In 2001, a month before the big day whose anniversary is fast approaching, I had the great privilege of attending the Stanford Professional Publishing Course.
I had just become a book publisher who had absolutely zip-zero-zilch experience in book publishing. My background had always been in periodicals -- newspapers, newsletters, magazines, and professional journals. But the organization for which I worked bestowed its trust in me and sent me off to this beautiful campus for 10 riveting days of learning to help me get up to speed via total immersion.

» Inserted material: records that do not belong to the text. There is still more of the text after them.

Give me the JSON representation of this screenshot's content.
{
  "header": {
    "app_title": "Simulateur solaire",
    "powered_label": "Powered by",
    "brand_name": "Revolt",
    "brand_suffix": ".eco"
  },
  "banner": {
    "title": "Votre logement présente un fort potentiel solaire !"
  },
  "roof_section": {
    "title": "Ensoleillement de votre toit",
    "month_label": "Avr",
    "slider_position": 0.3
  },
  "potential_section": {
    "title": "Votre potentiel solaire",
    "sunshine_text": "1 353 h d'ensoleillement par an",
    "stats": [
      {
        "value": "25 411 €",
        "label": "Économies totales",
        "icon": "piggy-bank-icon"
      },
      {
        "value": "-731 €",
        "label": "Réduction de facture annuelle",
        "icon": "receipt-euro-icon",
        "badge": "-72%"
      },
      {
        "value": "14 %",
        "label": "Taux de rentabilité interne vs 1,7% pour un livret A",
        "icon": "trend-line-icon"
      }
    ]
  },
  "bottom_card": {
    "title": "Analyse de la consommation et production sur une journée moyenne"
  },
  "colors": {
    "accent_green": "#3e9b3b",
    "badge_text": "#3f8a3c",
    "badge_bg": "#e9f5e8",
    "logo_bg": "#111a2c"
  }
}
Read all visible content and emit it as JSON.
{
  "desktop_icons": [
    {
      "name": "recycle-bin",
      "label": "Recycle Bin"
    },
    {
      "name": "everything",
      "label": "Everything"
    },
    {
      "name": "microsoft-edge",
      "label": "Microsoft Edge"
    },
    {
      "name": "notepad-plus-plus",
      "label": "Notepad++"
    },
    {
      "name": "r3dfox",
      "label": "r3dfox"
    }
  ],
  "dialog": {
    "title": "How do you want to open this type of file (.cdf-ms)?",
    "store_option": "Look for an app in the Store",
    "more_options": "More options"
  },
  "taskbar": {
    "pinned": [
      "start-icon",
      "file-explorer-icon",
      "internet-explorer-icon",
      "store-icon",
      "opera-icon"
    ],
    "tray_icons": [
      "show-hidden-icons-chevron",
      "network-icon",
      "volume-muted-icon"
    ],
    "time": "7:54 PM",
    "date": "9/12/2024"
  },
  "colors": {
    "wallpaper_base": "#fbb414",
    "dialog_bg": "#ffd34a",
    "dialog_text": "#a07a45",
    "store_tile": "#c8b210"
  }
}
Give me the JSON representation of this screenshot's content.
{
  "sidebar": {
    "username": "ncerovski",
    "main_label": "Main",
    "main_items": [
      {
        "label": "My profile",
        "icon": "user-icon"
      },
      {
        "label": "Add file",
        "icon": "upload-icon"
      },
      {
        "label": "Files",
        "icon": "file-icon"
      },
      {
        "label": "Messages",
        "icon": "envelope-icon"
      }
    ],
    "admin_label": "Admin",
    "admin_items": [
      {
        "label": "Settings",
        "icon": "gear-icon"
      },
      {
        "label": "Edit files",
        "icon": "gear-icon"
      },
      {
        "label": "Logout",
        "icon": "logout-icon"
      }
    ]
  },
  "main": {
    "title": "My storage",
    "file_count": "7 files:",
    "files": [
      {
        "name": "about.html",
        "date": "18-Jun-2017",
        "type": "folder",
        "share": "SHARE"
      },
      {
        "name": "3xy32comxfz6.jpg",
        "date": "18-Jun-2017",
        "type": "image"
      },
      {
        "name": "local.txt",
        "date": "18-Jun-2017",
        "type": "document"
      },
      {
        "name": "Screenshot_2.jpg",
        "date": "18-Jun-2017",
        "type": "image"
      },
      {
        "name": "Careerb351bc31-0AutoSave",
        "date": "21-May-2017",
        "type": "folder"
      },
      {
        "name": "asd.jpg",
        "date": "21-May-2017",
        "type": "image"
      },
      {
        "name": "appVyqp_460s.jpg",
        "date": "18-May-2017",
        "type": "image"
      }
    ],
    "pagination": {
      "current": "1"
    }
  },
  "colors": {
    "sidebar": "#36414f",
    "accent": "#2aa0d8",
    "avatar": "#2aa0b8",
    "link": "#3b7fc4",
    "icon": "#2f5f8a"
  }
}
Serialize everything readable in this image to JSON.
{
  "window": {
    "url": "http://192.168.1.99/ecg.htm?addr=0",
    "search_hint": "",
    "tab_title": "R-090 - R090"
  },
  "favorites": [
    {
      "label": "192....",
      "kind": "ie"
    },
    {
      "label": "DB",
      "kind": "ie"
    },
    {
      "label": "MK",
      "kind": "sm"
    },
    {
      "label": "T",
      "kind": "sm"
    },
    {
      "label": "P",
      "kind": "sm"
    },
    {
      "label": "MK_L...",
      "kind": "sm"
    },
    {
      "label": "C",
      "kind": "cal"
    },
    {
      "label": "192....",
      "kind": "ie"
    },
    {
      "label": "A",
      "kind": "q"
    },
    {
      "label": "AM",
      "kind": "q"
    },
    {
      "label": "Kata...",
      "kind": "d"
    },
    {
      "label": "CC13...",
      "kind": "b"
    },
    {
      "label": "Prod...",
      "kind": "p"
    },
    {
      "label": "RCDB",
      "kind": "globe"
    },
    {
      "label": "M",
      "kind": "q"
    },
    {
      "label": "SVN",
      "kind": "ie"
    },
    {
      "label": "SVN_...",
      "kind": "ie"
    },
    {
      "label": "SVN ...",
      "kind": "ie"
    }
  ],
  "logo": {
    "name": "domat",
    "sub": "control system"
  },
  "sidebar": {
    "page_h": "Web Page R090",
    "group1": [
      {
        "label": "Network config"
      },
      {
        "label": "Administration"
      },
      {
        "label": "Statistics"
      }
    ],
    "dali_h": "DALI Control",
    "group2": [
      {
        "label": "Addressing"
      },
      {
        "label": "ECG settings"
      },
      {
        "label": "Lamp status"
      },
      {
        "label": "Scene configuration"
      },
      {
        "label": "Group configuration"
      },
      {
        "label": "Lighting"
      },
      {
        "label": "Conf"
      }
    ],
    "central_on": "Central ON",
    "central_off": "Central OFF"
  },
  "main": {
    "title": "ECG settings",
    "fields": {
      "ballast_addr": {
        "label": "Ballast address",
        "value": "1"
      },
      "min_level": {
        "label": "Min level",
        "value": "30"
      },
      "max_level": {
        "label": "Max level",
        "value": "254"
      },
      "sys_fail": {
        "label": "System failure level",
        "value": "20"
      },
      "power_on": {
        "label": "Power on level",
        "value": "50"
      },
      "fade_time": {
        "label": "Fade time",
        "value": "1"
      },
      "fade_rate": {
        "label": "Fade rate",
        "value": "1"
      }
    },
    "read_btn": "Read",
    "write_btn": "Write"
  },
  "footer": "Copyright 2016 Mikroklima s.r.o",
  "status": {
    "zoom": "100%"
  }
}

I rented a bicycle so that I had wheels to gallivant around Palo Alto (where I'd spent 6 years of my childhood) during my "down" time, brought a wonderful novel to read, and spread out in a luxurious dorm room (honestly) with two beds all to myself.
It was about as close to heaven as I could imagine.
And for 3 days I was deliriously happy. From the time I was 9, I had set my sights on attending Stanford University (though that was not where I ended up), and so I prowled the book store to find the perfect "Stanford Alumni" sweatshirt. I loved having only one focus: learning. And I was living my dream.
But on the 4th day, something snapped. I began to feel miserable. Horrible, teary, insecure, dreadful. Watching the contingent of animated attendees from Mexico, I realized the source of my despair: utter loneliness, much of which flowed from touch deprivation.
I had no idea till then how much I depended on the close contact I had taken for granted in my sweet family of huggers back in Minneapolis. But there it was. I tried petting dogs on campus, and it helped a bit. But not enough. I called Mr. B and cried so hard, he booked a ticket to fly out to San Fran so he could fly home with me when the course ended.
I found a way to temper the loneliness by hanging out with the Mexicans, who were so warm and friendly and whose conversations always seemed to be punctuated with touch and concluded with a hug. They were, to borrow an Italian term, my pyzahns after all.
And as I reflected on the remarkable comments left in yesterday's post, I stumbled upon my own answer to the question I posed. So here it is: I often start out in the glory of solitude, but if I stay alone too long, it morphs to the pain of loneliness. I need both solitude and company.
I'd like to think I can reach a point in my life when the glory of solitude trumps the pain of loneliness for good.
But don't hold your breath.
Thank you to all who courageously posted your answers. You inspire me.
Image by oldtasty
"The Sense of Touch" - 59th Photo of the Year International First Place Winner by Damon Winter of the Dallas Morning News
(Hey, Derrick, I can post pictures of pretty churches, too! Hey, Pyzahn, like how I learned to use the word!)